    In terms of fuel use and fuel efficiency, horizontal smoke chamber vs vertical smoke chamber is no contest, IMO, and once a side fire box steps onto the playing field of a horizontal smoker, the point spread gets even bigger. If you can't overcome the inefficiencies in cold weather with a particular fuel source, you either have to go to a hotter burning fuel such as changing from charcoal briquettes to lump, insulating the smoke chamber, or adding a propane burner, which incidentally was my main heat source in my SNP for over a year.

    Last edited: Jan 1, 2011
  10. I have contemplated a switch to propane, but I also am leaning a bit towards building a large vertical smoker. I have had dreams of making one from an old refrigerator and a couple of large electric elements in the bottom, but I have been searching for the fridge for a few years now without luck.
  11. smoke dawg

    smoke dawg Fire Starter

    I see old refrigerators in the free section of craigslist all the time.  I got a great working fridge and another that works great drilled out for a kegarator. I use them both. Working ones are less common but non working are plentiful.
  12. uncle kenny

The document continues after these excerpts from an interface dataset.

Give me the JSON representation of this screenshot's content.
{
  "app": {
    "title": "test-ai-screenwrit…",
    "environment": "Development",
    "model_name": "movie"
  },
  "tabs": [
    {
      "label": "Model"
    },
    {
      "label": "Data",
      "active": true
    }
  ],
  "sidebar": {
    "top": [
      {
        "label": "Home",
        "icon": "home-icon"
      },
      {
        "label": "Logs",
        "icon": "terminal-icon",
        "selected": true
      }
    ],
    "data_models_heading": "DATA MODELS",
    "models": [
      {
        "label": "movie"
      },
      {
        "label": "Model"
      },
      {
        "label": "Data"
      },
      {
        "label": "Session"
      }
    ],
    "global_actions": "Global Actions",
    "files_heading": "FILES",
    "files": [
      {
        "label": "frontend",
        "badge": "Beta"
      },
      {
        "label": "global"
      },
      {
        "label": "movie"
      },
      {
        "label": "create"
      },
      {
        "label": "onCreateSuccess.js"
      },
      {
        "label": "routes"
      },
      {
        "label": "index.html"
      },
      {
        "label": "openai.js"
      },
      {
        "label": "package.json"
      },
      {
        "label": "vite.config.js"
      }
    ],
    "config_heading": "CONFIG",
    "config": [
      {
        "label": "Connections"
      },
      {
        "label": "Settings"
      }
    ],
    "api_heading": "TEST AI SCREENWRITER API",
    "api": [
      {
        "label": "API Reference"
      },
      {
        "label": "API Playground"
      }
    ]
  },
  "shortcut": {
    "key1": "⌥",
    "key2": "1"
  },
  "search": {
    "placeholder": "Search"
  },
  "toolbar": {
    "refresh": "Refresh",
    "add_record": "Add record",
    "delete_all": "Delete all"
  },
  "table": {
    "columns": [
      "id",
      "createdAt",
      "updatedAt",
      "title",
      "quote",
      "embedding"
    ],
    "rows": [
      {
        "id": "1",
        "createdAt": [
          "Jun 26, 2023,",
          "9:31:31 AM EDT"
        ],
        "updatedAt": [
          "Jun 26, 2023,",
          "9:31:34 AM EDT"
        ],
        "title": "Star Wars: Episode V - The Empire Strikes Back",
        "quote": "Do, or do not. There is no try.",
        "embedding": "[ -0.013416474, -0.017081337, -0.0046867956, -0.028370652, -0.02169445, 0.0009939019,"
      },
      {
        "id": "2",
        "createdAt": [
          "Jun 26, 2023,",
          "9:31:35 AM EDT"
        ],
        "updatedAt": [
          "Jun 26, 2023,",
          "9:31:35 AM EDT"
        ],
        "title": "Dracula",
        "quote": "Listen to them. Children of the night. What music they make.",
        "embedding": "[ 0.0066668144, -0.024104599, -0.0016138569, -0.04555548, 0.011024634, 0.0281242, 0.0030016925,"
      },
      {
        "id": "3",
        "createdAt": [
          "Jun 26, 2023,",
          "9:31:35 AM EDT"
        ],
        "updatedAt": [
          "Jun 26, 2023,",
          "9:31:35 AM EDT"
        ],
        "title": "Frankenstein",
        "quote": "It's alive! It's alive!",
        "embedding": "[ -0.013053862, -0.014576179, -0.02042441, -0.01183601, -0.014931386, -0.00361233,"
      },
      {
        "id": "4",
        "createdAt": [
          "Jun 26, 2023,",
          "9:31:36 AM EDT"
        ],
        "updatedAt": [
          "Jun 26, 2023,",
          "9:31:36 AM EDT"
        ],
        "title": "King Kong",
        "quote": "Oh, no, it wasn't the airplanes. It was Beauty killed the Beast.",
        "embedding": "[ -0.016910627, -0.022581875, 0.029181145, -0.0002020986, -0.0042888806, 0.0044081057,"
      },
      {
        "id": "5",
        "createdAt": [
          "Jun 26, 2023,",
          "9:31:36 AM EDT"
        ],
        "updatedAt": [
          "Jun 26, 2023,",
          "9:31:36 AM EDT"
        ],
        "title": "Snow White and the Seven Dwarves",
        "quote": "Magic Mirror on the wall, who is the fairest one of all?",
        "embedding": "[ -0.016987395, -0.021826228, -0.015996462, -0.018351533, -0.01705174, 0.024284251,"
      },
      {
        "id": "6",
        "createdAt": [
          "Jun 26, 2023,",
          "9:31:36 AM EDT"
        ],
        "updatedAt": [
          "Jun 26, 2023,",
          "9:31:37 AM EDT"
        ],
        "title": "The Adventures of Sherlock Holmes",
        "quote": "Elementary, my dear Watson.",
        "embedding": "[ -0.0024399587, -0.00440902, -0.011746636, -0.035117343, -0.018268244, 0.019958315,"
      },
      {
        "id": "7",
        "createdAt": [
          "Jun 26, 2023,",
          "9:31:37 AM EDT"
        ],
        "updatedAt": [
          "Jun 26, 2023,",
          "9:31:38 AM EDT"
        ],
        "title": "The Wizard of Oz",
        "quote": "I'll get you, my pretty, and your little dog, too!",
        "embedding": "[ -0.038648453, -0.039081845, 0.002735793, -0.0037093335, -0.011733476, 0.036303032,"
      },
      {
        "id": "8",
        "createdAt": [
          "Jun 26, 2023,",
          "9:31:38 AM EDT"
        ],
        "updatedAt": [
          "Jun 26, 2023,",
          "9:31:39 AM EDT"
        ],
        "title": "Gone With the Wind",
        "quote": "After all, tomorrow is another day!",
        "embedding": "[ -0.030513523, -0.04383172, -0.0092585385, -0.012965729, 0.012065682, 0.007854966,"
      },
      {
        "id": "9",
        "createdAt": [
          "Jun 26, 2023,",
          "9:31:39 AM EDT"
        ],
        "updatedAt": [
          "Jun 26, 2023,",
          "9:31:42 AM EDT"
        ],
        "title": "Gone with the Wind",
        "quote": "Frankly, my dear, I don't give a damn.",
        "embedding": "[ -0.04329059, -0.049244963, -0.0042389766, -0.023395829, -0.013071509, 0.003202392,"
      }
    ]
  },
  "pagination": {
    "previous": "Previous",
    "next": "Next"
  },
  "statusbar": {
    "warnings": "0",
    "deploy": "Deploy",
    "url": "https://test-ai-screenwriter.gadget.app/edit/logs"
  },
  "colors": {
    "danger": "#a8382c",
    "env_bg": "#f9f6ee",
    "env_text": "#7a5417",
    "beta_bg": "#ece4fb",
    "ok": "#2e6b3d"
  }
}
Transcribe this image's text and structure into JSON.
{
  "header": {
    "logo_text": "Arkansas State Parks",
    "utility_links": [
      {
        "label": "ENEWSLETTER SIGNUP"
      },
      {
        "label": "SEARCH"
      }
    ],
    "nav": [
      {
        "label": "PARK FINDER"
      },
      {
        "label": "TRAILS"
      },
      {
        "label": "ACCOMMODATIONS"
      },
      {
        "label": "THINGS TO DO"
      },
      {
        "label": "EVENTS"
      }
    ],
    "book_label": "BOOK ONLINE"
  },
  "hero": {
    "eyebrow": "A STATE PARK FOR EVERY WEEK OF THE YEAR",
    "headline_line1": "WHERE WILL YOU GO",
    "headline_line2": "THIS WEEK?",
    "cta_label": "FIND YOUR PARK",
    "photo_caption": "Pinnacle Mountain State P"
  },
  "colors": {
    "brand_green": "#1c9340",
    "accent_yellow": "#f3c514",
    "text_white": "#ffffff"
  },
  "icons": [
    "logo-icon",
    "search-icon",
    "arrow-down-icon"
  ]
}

    uncle kenny Fire Starter SMF Premier Member

    Offsets not so difficult once they get up to temp, but it does take more fuel to keep 'em there. I have found that wind is more problematic that cold. My little insulated M50 worked well in the wind in Idaho, but I haven't needed to use it here in Hillsboro.
  13. uncle kenny

    uncle kenny Fire Starter SMF Premier Member

    i have a friend who used a big commercial propane smoker for his smoked salmon business. He had to convert it to electric because the propane added so dan much moisture to the smoke. He would never recommend a propane smoker. I have sen real nice electrics made from small refrigerators (steel interior-hard to find those old ones but worthwhile) and a double hot plate. Simple, cheap, ugly, and they work!
  14. rickw

    rickw Master of the Pit OTBS Member

     If you have the material available to you build a UDS.  Even with buying parts they can be done dirt cheap and they will work in the cold. If not, come on over and we'll cook up some pig for ya.
  15. jirodriguez

    jirodriguez Master of the Pit OTBS Member SMF Premier Member

    Nice thing about the cheaper horizontal offsets is the metal on the main chaimber doesn't get to hot, so you can insulate it with a lot of differant stuff: wool blankets, natural fiber sleeping bags, welding blankets, canvas tarps, water heater jackets. Once you get it insulate a bit it will run a lot more efficiently.